Negro Baseball League players were innovators

Angela Streeper

Angela Streeper

GROSSMONT COLLEGE — Byron Motley is a writer, producer, musician and actor. He told Grossmont College students earlier this week that he considers  his father, Bob, a former umpire of the Negro Baseball League,  to be a legend. 

The League was established in 1920, when the African-American community finally found a way to play – professionally – the All-American past time of baseball.  “They were not in it for money or fame, but they just wanted to play the game,” said  Motley, who on Tuesday, Feb. 8, was the first speaker in the campus’s observance  of Black History Month.

It all began with seven teams.   By the time Jackie Robinson finally broke Major League Baseball’s color-barrier, the Negro League had grown to 150 teams.   According to Motley, many Negro League players state that Robinson was not one of their best; nonetheless, he was the Major League’s Player of the Year in 1947, his rookie year.

Some people may not realize that Robinson was not actually the first African-American in Major League Baseball.
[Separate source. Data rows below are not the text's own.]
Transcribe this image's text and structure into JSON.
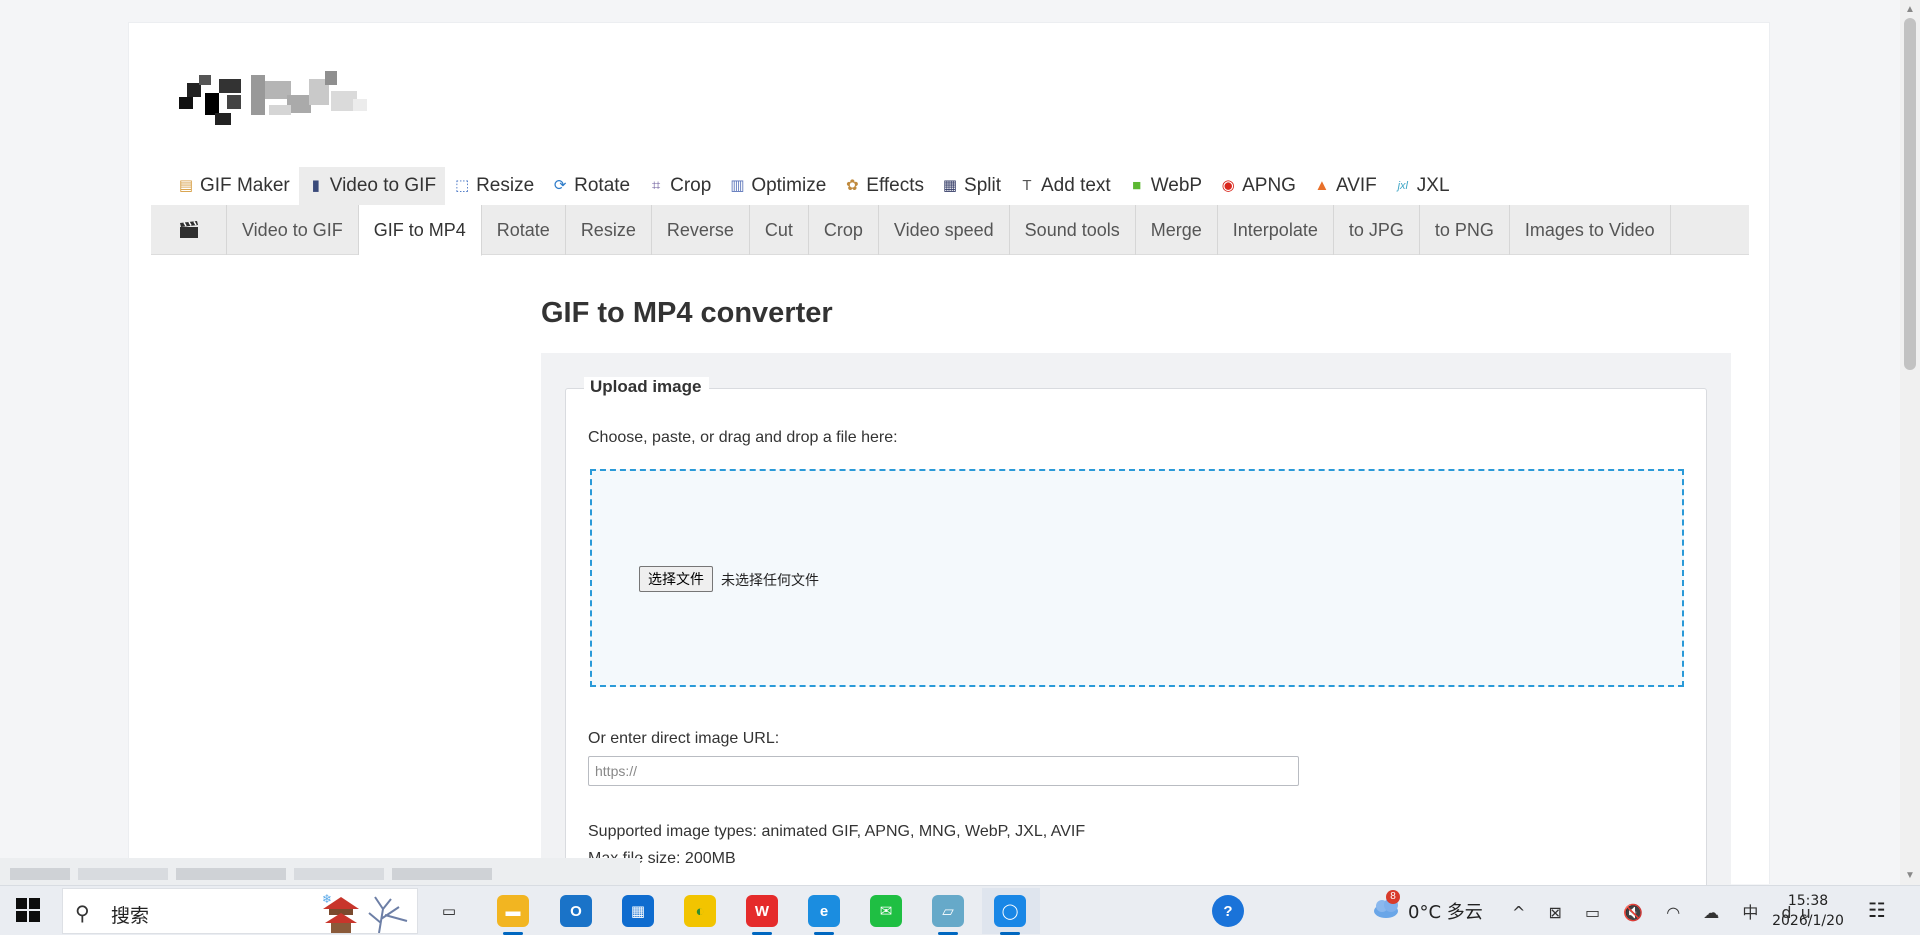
{
  "site": {
    "topnav": [
      {
        "label": "GIF Maker",
        "icon": "gif-maker-icon",
        "glyph": "▤",
        "color": "#d59a3c"
      },
      {
        "label": "Video to GIF",
        "icon": "film-icon",
        "glyph": "▮",
        "color": "#3a4a7a"
      },
      {
        "label": "Resize",
        "icon": "resize-icon",
        "glyph": "⬚",
        "color": "#3f6fc2"
      },
      {
        "label": "Rotate",
        "icon": "rotate-icon",
        "glyph": "⟳",
        "color": "#2f7cc9"
      },
      {
        "label": "Crop",
        "icon": "crop-icon",
        "glyph": "⌗",
        "color": "#6b5b9b"
      },
      {
        "label": "Optimize",
        "icon": "optimize-icon",
        "glyph": "▥",
        "color": "#5872b8"
      },
      {
        "label": "Effects",
        "icon": "effects-icon",
        "glyph": "✿",
        "color": "#c08a3e"
      },
      {
        "label": "Split",
        "icon": "split-icon",
        "glyph": "▦",
        "color": "#333b66"
      },
      {
        "label": "Add text",
        "icon": "add-text-icon",
        "glyph": "T",
        "color": "#555555"
      },
      {
        "label": "WebP",
        "icon": "webp-icon",
        "glyph": "■",
        "color": "#5cb832"
      },
      {
        "label": "APNG",
        "icon": "apng-icon",
        "glyph": "◉",
        "color": "#d9261c"
      },
      {
        "label": "AVIF",
        "icon": "avif-icon",
        "glyph": "▲",
        "color": "#e8702a"
      },
      {
        "label": "JXL",
        "icon": "jxl-icon",
        "glyph": "jxl",
        "color": "#3fa6c6"
      }
    ],
    "topnav_active": 1,
    "subnav": [
      "Video to GIF",
      "GIF to MP4",
      "Rotate",
      "Resize",
      "Reverse",
      "Cut",
      "Crop",
      "Video speed",
      "Sound tools",
      "Merge",
      "Interpolate",
      "to JPG",
      "to PNG",
      "Images to Video"
    ],
    "subnav_active": 1,
    "subnav_icon": "clapperboard-icon"
  },
  "main": {
    "title": "GIF to MP4 converter",
    "upload": {
      "legend": "Upload image",
      "choose_label": "Choose, paste, or drag and drop a file here:",
      "file_button": "选择文件",
      "file_status": "未选择任何文件",
      "url_label": "Or enter direct image URL:",
      "url_placeholder": "https://",
      "supported": "Supported image types: animated GIF, APNG, MNG, WebP, JXL, AVIF",
      "max_size": "Max file size: 200MB"
    }
  },
  "taskbar": {
    "search_placeholder": "搜索",
    "weather_badge": "8",
    "weather_text": "0°C  多云",
    "time": "15:38",
    "date": "2026/1/20",
    "apps": [
      {
        "name": "task-view-icon",
        "label": "▭",
        "bg": "#eaedf2",
        "fg": "#222"
      },
      {
        "name": "file-explorer-icon",
        "label": "▬",
        "bg": "#f2b521",
        "fg": "#fff"
      },
      {
        "name": "outlook-icon",
        "label": "O",
        "bg": "#1a73c8",
        "fg": "#fff"
      },
      {
        "name": "store-icon",
        "label": "▦",
        "bg": "#0f6ccf",
        "fg": "#fff"
      },
      {
        "name": "app-circle-icon",
        "label": "◐",
        "bg": "#f2c400",
        "fg": "#2f8f2f"
      },
      {
        "name": "wps-icon",
        "label": "W",
        "bg": "#e52b2b",
        "fg": "#fff"
      },
      {
        "name": "edge-icon",
        "label": "e",
        "bg": "#1b8de0",
        "fg": "#fff"
      },
      {
        "name": "wechat-icon",
        "label": "✉",
        "bg": "#1fbf43",
        "fg": "#fff"
      },
      {
        "name": "notepad-icon",
        "label": "▱",
        "bg": "#66a9c9",
        "fg": "#fff"
      },
      {
        "name": "browser-icon",
        "label": "◯",
        "bg": "#1987e6",
        "fg": "#fff"
      },
      {
        "name": "help-icon",
        "label": "?",
        "bg": "#1a73d9",
        "fg": "#fff"
      }
    ],
    "tray_glyphs": "^ ⊠ ▭ 🔇 ◠ ☁ 中 du",
    "notification_glyph": "☷"
  },
  "colors": {
    "accent": "#2a9ad8",
    "nav_bg": "#ececec",
    "panel_bg": "#f1f2f4"
  }
}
In 1889, a player named Moses “Fleetwood” Walker played for one year. He was removed due to rising racial tension, and from that point on professional baseball was a segregated industry. Motley said.

Byron Motley at Main Quad Feb. 8 (Photo: Robert Sanchez)
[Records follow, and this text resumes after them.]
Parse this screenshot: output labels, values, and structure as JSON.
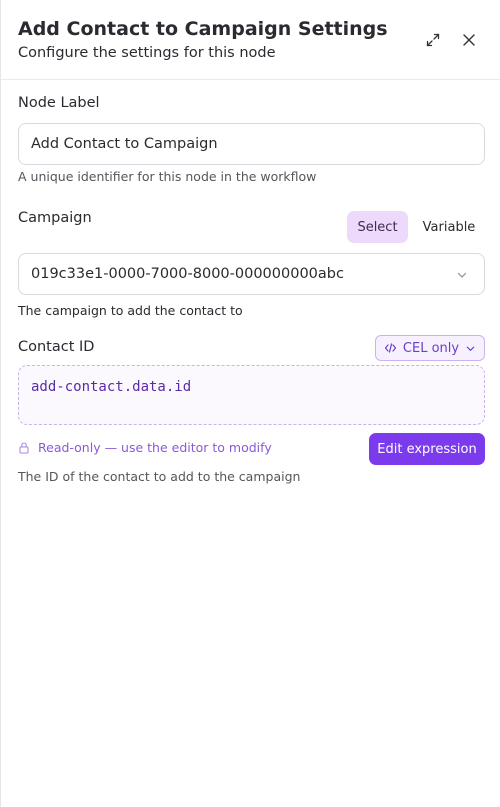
{
  "header": {
    "title": "Add Contact to Campaign Settings",
    "subtitle": "Configure the settings for this node",
    "expand_icon": "expand-icon",
    "close_icon": "close-icon"
  },
  "node_label": {
    "label": "Node Label",
    "value": "Add Contact to Campaign",
    "help": "A unique identifier for this node in the workflow"
  },
  "campaign": {
    "label": "Campaign",
    "mode_options": [
      "Select",
      "Variable"
    ],
    "selected_mode": "Select",
    "value": "019c33e1-0000-7000-8000-000000000abc",
    "help": "The campaign to add the contact to"
  },
  "contact_id": {
    "label": "Contact ID",
    "badge": "CEL only",
    "expression": "add-contact.data.id",
    "readonly_note": "Read-only — use the editor to modify",
    "edit_button": "Edit expression",
    "help": "The ID of the contact to add to the campaign"
  },
  "colors": {
    "accent": "#7c3aed",
    "accent_light": "#ecd9fb",
    "text": "#2a2a30"
  }
}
Motley also spoke of every Negro Baseball League player feeling like he had something to prove.  They hit harder, ran faster, all to prove that they belonged on the field.  During the season, players got roughly $1000-1500 per month, and received nothing in the off-season, so many players had regular jobs when not playing ball.
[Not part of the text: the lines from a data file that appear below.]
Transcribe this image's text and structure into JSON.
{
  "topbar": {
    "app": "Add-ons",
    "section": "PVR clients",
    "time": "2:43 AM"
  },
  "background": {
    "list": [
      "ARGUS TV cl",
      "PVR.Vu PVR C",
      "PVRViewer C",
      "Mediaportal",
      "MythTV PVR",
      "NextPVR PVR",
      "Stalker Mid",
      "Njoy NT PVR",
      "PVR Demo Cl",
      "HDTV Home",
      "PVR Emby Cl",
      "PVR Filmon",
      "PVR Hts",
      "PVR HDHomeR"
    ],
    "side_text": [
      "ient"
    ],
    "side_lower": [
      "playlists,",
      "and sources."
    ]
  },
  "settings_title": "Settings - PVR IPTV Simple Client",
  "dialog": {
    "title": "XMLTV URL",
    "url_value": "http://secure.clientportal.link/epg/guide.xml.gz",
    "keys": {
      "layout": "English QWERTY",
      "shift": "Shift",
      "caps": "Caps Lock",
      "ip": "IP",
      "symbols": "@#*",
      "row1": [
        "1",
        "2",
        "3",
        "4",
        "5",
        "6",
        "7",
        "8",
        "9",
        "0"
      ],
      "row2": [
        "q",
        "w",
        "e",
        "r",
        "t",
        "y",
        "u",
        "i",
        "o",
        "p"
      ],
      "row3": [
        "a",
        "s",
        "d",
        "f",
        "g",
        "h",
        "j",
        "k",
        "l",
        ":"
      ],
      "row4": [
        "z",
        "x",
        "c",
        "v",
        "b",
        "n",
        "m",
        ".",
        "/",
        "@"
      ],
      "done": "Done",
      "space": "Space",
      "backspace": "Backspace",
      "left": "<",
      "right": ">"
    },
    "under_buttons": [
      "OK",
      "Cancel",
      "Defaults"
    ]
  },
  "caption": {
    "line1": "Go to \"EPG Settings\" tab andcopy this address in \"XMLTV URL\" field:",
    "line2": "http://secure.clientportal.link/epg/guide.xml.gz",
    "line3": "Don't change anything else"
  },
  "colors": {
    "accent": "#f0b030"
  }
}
Among the stand-out players was Leroy “Satchel” Paige who, at $30,000-40,000 a year, was the highest paid Negro Baseball League player of the time.  But his pay came at a price: he went where he was called, playing for any team.   Paige was the second to be signed to the Majors, and at 42, helped the Cleveland Indians to win the World Series. 

Another great of whom Motley spoke was Josh Gibson.  Known as the “Brown Bambino of Baseball,” it was rumored , in a League that did not keep records,  that he hit over 75 home runs in 1931 alone.  Gibson passed away just months before Robinson signed with the Dodgers.

Motley proudlly spoke of his father, the only umpire from the Negro Baseball League still living. While showing a photograph of his father, he smiled and spoke of how these men played for love of a game.  They animated themselves to get the crowds amped as well.

The League was innovative. In 1931, the first game at night was played when an owner rigged a few trucks with lights on pulleys.  It took the Majors 2 years after that before they realized the genius of this invention, he said.

Similarly, the  invention of shin guards and the baseball helmet can be attributed to the Negro League.  At the time considered odd additions, they are now regarded as required protective gear, he said.

 Motley currently  is producing a documentary for PBS, due out this year, The Negro Baseball Leagues—An American Legacy.  He showed a ten-minute introduction to the piece with many of the living players telling their stories.  Motley’s website  provides updates as to the projected release of the documentary.

Motley also co-authored a book with his father, Ruling Over Monarchs, Giants and Stars.  It chronicles the life of his father,  growing up in a nation plagued by racism, and as an umpire in the Negro League.


Streeper is a student in MCOMM 132; email her at [email protected]